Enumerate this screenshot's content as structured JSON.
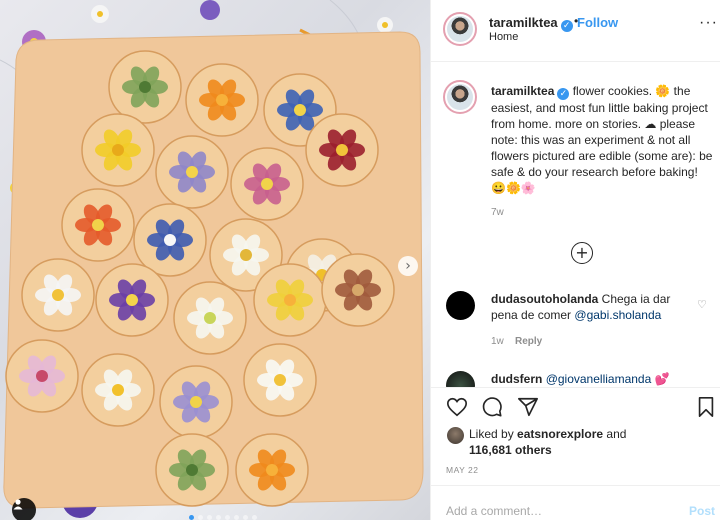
{
  "post": {
    "username": "taramilktea",
    "verified_badge": "✓",
    "follow_label": "Follow",
    "separator": "•",
    "location": "Home",
    "more_label": "···"
  },
  "caption": {
    "username": "taramilktea",
    "text": " flower cookies. 🌼 the easiest, and most fun little baking project from home. more on stories. ☁ please note: this was an experiment & not all flowers pictured are edible (some are): be safe & do your research before baking! 😀🌼🌸",
    "age": "7w"
  },
  "load_more_label": "+",
  "comments": [
    {
      "username": "dudasoutoholanda",
      "text": " Chega ia dar pena de comer ",
      "mention": "@gabi.sholanda",
      "age": "1w",
      "reply_label": "Reply"
    },
    {
      "username": "dudsfern",
      "text": " ",
      "mention": "@giovanelliamanda 💕"
    }
  ],
  "likes": {
    "prefix": "Liked by ",
    "user": "eatsnorexplore",
    "and": " and",
    "count": "116,681 others"
  },
  "date": "MAY 22",
  "add_comment": {
    "placeholder": "Add a comment…",
    "post_label": "Post"
  },
  "carousel": {
    "next_label": "›",
    "slide_count": 8,
    "current_slide": 1
  },
  "icons": [
    "heart-icon",
    "comment-icon",
    "share-icon",
    "bookmark-icon",
    "tag-user-icon",
    "chevron-right-icon",
    "plus-circle-icon",
    "verified-icon"
  ],
  "colors": {
    "accent": "#3897f0",
    "post_disabled": "#b2dffc",
    "muted": "#8e8e8e"
  }
}
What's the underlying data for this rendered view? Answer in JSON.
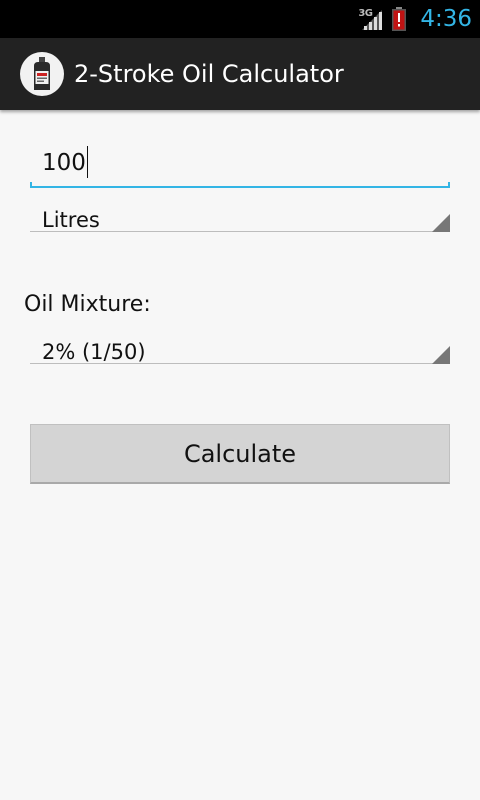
{
  "status_bar": {
    "network_type": "3G",
    "clock": "4:36",
    "icons": [
      "signal-icon",
      "battery-alert-icon"
    ]
  },
  "action_bar": {
    "app_icon": "oil-bottle-icon",
    "title": "2-Stroke Oil Calculator"
  },
  "form": {
    "amount_value": "100",
    "unit_selected": "Litres",
    "mixture_label": "Oil Mixture:",
    "mixture_selected": "2% (1/50)",
    "calculate_label": "Calculate"
  },
  "colors": {
    "accent": "#33b5e5",
    "action_bar": "#222222",
    "background": "#f7f7f7",
    "button": "#d4d4d4"
  }
}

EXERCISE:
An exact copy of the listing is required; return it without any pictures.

OUTPUT:
Enumerate this screenshot's content as structured JSON.
{
  "post": {
    "username": "taramilktea",
    "verified_badge": "✓",
    "follow_label": "Follow",
    "separator": "•",
    "location": "Home",
    "more_label": "···"
  },
  "caption": {
    "username": "taramilktea",
    "text": " flower cookies. 🌼 the easiest, and most fun little baking project from home. more on stories. ☁ please note: this was an experiment & not all flowers pictured are edible (some are): be safe & do your research before baking! 😀🌼🌸",
    "age": "7w"
  },
  "load_more_label": "+",
  "comments": [
    {
      "username": "dudasoutoholanda",
      "text": " Chega ia dar pena de comer ",
      "mention": "@gabi.sholanda",
      "age": "1w",
      "reply_label": "Reply"
    },
    {
      "username": "dudsfern",
      "text": " ",
      "mention": "@giovanelliamanda 💕"
    }
  ],
  "likes": {
    "prefix": "Liked by ",
    "user": "eatsnorexplore",
    "and": " and",
    "count": "116,681 others"
  },
  "date": "MAY 22",
  "add_comment": {
    "placeholder": "Add a comment…",
    "post_label": "Post"
  },
  "carousel": {
    "next_label": "›",
    "slide_count": 8,
    "current_slide": 1
  },
  "icons": [
    "heart-icon",
    "comment-icon",
    "share-icon",
    "bookmark-icon",
    "tag-user-icon",
    "chevron-right-icon",
    "plus-circle-icon",
    "verified-icon"
  ],
  "colors": {
    "accent": "#3897f0",
    "post_disabled": "#b2dffc",
    "muted": "#8e8e8e"
  }
}
What's the underlying data for this rendered view? Answer in JSON.
{
  "status_bar": {
    "network_type": "3G",
    "clock": "4:36",
    "icons": [
      "signal-icon",
      "battery-alert-icon"
    ]
  },
  "action_bar": {
    "app_icon": "oil-bottle-icon",
    "title": "2-Stroke Oil Calculator"
  },
  "form": {
    "amount_value": "100",
    "unit_selected": "Litres",
    "mixture_label": "Oil Mixture:",
    "mixture_selected": "2% (1/50)",
    "calculate_label": "Calculate"
  },
  "colors": {
    "accent": "#33b5e5",
    "action_bar": "#222222",
    "background": "#f7f7f7",
    "button": "#d4d4d4"
  }
}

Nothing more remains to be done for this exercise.